| Source data |
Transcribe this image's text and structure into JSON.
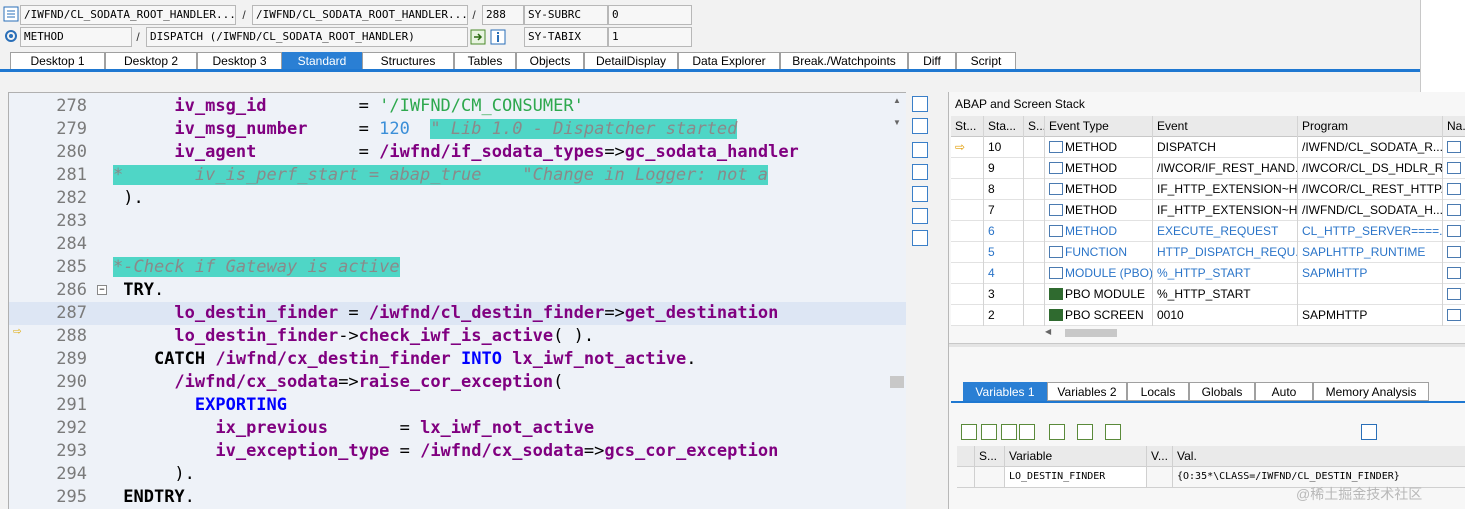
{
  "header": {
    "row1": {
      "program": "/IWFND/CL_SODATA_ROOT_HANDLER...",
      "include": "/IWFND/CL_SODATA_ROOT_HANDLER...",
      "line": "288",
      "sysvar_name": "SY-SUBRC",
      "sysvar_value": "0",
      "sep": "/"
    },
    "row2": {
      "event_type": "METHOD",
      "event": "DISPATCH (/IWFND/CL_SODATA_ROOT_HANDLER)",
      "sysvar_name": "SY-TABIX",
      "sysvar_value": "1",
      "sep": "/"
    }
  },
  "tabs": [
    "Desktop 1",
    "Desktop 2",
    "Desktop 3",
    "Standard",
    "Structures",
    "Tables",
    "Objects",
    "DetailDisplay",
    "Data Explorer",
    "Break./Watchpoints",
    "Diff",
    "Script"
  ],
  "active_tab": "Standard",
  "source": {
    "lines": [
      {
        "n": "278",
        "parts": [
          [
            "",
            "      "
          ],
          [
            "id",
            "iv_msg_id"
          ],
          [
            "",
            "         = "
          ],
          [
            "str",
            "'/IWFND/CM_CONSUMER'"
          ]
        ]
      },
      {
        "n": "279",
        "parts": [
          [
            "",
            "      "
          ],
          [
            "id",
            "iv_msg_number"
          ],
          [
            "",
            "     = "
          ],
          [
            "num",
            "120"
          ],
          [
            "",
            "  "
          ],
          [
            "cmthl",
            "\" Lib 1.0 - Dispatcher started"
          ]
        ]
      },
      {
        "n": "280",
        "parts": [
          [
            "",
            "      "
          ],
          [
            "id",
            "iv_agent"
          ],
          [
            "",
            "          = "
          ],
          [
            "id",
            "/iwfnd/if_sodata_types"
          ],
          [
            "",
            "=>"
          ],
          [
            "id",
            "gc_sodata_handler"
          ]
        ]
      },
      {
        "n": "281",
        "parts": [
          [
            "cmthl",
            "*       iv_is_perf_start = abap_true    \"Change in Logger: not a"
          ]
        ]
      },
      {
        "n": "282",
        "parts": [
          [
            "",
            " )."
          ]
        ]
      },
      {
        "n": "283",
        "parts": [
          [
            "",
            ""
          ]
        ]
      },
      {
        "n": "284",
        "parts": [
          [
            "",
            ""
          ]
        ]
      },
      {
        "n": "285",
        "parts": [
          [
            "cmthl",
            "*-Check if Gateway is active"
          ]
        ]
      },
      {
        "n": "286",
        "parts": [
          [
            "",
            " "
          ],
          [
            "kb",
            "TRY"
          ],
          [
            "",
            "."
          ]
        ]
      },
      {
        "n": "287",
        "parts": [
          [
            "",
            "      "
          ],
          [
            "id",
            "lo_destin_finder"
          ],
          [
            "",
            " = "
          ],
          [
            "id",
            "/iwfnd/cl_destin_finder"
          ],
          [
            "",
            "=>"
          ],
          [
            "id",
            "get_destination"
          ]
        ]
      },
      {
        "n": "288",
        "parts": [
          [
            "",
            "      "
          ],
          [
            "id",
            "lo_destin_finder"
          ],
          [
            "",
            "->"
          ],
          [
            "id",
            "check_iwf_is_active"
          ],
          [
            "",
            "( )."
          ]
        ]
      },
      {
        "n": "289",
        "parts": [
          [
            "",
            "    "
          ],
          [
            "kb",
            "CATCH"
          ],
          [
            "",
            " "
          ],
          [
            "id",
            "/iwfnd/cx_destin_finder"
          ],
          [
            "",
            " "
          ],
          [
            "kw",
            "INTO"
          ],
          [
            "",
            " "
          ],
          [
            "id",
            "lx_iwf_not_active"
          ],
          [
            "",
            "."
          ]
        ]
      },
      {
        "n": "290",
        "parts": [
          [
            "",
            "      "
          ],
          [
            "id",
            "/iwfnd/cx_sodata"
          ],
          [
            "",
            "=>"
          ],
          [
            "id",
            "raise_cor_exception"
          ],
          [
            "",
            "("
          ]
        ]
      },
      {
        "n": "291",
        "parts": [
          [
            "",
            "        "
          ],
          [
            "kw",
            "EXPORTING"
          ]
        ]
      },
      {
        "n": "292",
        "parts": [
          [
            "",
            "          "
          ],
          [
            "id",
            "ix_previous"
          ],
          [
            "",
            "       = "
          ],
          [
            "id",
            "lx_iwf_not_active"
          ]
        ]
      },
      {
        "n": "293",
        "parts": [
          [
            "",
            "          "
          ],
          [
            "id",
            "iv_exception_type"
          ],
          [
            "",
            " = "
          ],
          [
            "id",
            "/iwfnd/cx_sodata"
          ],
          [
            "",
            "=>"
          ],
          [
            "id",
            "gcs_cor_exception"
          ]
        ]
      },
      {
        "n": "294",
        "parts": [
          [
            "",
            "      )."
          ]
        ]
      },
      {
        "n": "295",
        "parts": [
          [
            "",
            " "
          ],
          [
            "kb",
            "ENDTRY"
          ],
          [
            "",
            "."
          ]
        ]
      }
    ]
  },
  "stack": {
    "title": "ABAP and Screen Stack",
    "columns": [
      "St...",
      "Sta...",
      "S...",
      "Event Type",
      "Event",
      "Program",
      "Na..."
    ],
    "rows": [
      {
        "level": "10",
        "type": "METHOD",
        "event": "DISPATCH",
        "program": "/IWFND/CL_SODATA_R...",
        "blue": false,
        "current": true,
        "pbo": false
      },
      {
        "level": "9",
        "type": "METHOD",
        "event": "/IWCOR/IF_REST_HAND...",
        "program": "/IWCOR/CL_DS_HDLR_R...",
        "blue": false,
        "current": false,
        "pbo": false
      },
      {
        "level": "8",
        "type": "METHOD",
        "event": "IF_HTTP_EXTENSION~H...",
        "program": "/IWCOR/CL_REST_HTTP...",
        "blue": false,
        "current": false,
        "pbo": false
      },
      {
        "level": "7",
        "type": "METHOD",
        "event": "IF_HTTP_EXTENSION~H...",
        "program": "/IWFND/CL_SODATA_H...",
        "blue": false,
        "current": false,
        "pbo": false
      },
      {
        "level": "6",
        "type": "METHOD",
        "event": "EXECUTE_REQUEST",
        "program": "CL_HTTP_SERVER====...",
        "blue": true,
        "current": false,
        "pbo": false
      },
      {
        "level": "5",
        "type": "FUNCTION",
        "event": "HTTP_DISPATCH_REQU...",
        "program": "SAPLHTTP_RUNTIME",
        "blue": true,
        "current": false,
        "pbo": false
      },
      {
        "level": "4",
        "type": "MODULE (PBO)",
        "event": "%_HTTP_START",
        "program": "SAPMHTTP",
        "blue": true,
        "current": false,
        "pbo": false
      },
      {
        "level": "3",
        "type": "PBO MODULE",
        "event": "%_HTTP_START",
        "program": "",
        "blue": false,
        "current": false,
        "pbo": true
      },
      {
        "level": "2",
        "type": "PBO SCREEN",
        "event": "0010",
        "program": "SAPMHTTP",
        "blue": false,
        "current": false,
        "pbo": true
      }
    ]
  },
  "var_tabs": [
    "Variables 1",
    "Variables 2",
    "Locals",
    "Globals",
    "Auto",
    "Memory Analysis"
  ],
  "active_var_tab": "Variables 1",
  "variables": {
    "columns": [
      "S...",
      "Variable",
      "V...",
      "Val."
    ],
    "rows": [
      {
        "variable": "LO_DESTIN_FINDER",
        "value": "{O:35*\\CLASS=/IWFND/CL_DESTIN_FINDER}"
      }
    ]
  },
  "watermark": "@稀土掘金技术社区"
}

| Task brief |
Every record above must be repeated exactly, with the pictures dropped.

| Task response |
Transcribe this image's text and structure into JSON.
{
  "header": {
    "row1": {
      "program": "/IWFND/CL_SODATA_ROOT_HANDLER...",
      "include": "/IWFND/CL_SODATA_ROOT_HANDLER...",
      "line": "288",
      "sysvar_name": "SY-SUBRC",
      "sysvar_value": "0",
      "sep": "/"
    },
    "row2": {
      "event_type": "METHOD",
      "event": "DISPATCH (/IWFND/CL_SODATA_ROOT_HANDLER)",
      "sysvar_name": "SY-TABIX",
      "sysvar_value": "1",
      "sep": "/"
    }
  },
  "tabs": [
    "Desktop 1",
    "Desktop 2",
    "Desktop 3",
    "Standard",
    "Structures",
    "Tables",
    "Objects",
    "DetailDisplay",
    "Data Explorer",
    "Break./Watchpoints",
    "Diff",
    "Script"
  ],
  "active_tab": "Standard",
  "source": {
    "lines": [
      {
        "n": "278",
        "parts": [
          [
            "",
            "      "
          ],
          [
            "id",
            "iv_msg_id"
          ],
          [
            "",
            "         = "
          ],
          [
            "str",
            "'/IWFND/CM_CONSUMER'"
          ]
        ]
      },
      {
        "n": "279",
        "parts": [
          [
            "",
            "      "
          ],
          [
            "id",
            "iv_msg_number"
          ],
          [
            "",
            "     = "
          ],
          [
            "num",
            "120"
          ],
          [
            "",
            "  "
          ],
          [
            "cmthl",
            "\" Lib 1.0 - Dispatcher started"
          ]
        ]
      },
      {
        "n": "280",
        "parts": [
          [
            "",
            "      "
          ],
          [
            "id",
            "iv_agent"
          ],
          [
            "",
            "          = "
          ],
          [
            "id",
            "/iwfnd/if_sodata_types"
          ],
          [
            "",
            "=>"
          ],
          [
            "id",
            "gc_sodata_handler"
          ]
        ]
      },
      {
        "n": "281",
        "parts": [
          [
            "cmthl",
            "*       iv_is_perf_start = abap_true    \"Change in Logger: not a"
          ]
        ]
      },
      {
        "n": "282",
        "parts": [
          [
            "",
            " )."
          ]
        ]
      },
      {
        "n": "283",
        "parts": [
          [
            "",
            ""
          ]
        ]
      },
      {
        "n": "284",
        "parts": [
          [
            "",
            ""
          ]
        ]
      },
      {
        "n": "285",
        "parts": [
          [
            "cmthl",
            "*-Check if Gateway is active"
          ]
        ]
      },
      {
        "n": "286",
        "parts": [
          [
            "",
            " "
          ],
          [
            "kb",
            "TRY"
          ],
          [
            "",
            "."
          ]
        ]
      },
      {
        "n": "287",
        "parts": [
          [
            "",
            "      "
          ],
          [
            "id",
            "lo_destin_finder"
          ],
          [
            "",
            " = "
          ],
          [
            "id",
            "/iwfnd/cl_destin_finder"
          ],
          [
            "",
            "=>"
          ],
          [
            "id",
            "get_destination"
          ]
        ]
      },
      {
        "n": "288",
        "parts": [
          [
            "",
            "      "
          ],
          [
            "id",
            "lo_destin_finder"
          ],
          [
            "",
            "->"
          ],
          [
            "id",
            "check_iwf_is_active"
          ],
          [
            "",
            "( )."
          ]
        ]
      },
      {
        "n": "289",
        "parts": [
          [
            "",
            "    "
          ],
          [
            "kb",
            "CATCH"
          ],
          [
            "",
            " "
          ],
          [
            "id",
            "/iwfnd/cx_destin_finder"
          ],
          [
            "",
            " "
          ],
          [
            "kw",
            "INTO"
          ],
          [
            "",
            " "
          ],
          [
            "id",
            "lx_iwf_not_active"
          ],
          [
            "",
            "."
          ]
        ]
      },
      {
        "n": "290",
        "parts": [
          [
            "",
            "      "
          ],
          [
            "id",
            "/iwfnd/cx_sodata"
          ],
          [
            "",
            "=>"
          ],
          [
            "id",
            "raise_cor_exception"
          ],
          [
            "",
            "("
          ]
        ]
      },
      {
        "n": "291",
        "parts": [
          [
            "",
            "        "
          ],
          [
            "kw",
            "EXPORTING"
          ]
        ]
      },
      {
        "n": "292",
        "parts": [
          [
            "",
            "          "
          ],
          [
            "id",
            "ix_previous"
          ],
          [
            "",
            "       = "
          ],
          [
            "id",
            "lx_iwf_not_active"
          ]
        ]
      },
      {
        "n": "293",
        "parts": [
          [
            "",
            "          "
          ],
          [
            "id",
            "iv_exception_type"
          ],
          [
            "",
            " = "
          ],
          [
            "id",
            "/iwfnd/cx_sodata"
          ],
          [
            "",
            "=>"
          ],
          [
            "id",
            "gcs_cor_exception"
          ]
        ]
      },
      {
        "n": "294",
        "parts": [
          [
            "",
            "      )."
          ]
        ]
      },
      {
        "n": "295",
        "parts": [
          [
            "",
            " "
          ],
          [
            "kb",
            "ENDTRY"
          ],
          [
            "",
            "."
          ]
        ]
      }
    ]
  },
  "stack": {
    "title": "ABAP and Screen Stack",
    "columns": [
      "St...",
      "Sta...",
      "S...",
      "Event Type",
      "Event",
      "Program",
      "Na..."
    ],
    "rows": [
      {
        "level": "10",
        "type": "METHOD",
        "event": "DISPATCH",
        "program": "/IWFND/CL_SODATA_R...",
        "blue": false,
        "current": true,
        "pbo": false
      },
      {
        "level": "9",
        "type": "METHOD",
        "event": "/IWCOR/IF_REST_HAND...",
        "program": "/IWCOR/CL_DS_HDLR_R...",
        "blue": false,
        "current": false,
        "pbo": false
      },
      {
        "level": "8",
        "type": "METHOD",
        "event": "IF_HTTP_EXTENSION~H...",
        "program": "/IWCOR/CL_REST_HTTP...",
        "blue": false,
        "current": false,
        "pbo": false
      },
      {
        "level": "7",
        "type": "METHOD",
        "event": "IF_HTTP_EXTENSION~H...",
        "program": "/IWFND/CL_SODATA_H...",
        "blue": false,
        "current": false,
        "pbo": false
      },
      {
        "level": "6",
        "type": "METHOD",
        "event": "EXECUTE_REQUEST",
        "program": "CL_HTTP_SERVER====...",
        "blue": true,
        "current": false,
        "pbo": false
      },
      {
        "level": "5",
        "type": "FUNCTION",
        "event": "HTTP_DISPATCH_REQU...",
        "program": "SAPLHTTP_RUNTIME",
        "blue": true,
        "current": false,
        "pbo": false
      },
      {
        "level": "4",
        "type": "MODULE (PBO)",
        "event": "%_HTTP_START",
        "program": "SAPMHTTP",
        "blue": true,
        "current": false,
        "pbo": false
      },
      {
        "level": "3",
        "type": "PBO MODULE",
        "event": "%_HTTP_START",
        "program": "",
        "blue": false,
        "current": false,
        "pbo": true
      },
      {
        "level": "2",
        "type": "PBO SCREEN",
        "event": "0010",
        "program": "SAPMHTTP",
        "blue": false,
        "current": false,
        "pbo": true
      }
    ]
  },
  "var_tabs": [
    "Variables 1",
    "Variables 2",
    "Locals",
    "Globals",
    "Auto",
    "Memory Analysis"
  ],
  "active_var_tab": "Variables 1",
  "variables": {
    "columns": [
      "S...",
      "Variable",
      "V...",
      "Val."
    ],
    "rows": [
      {
        "variable": "LO_DESTIN_FINDER",
        "value": "{O:35*\\CLASS=/IWFND/CL_DESTIN_FINDER}"
      }
    ]
  },
  "watermark": "@稀土掘金技术社区"
}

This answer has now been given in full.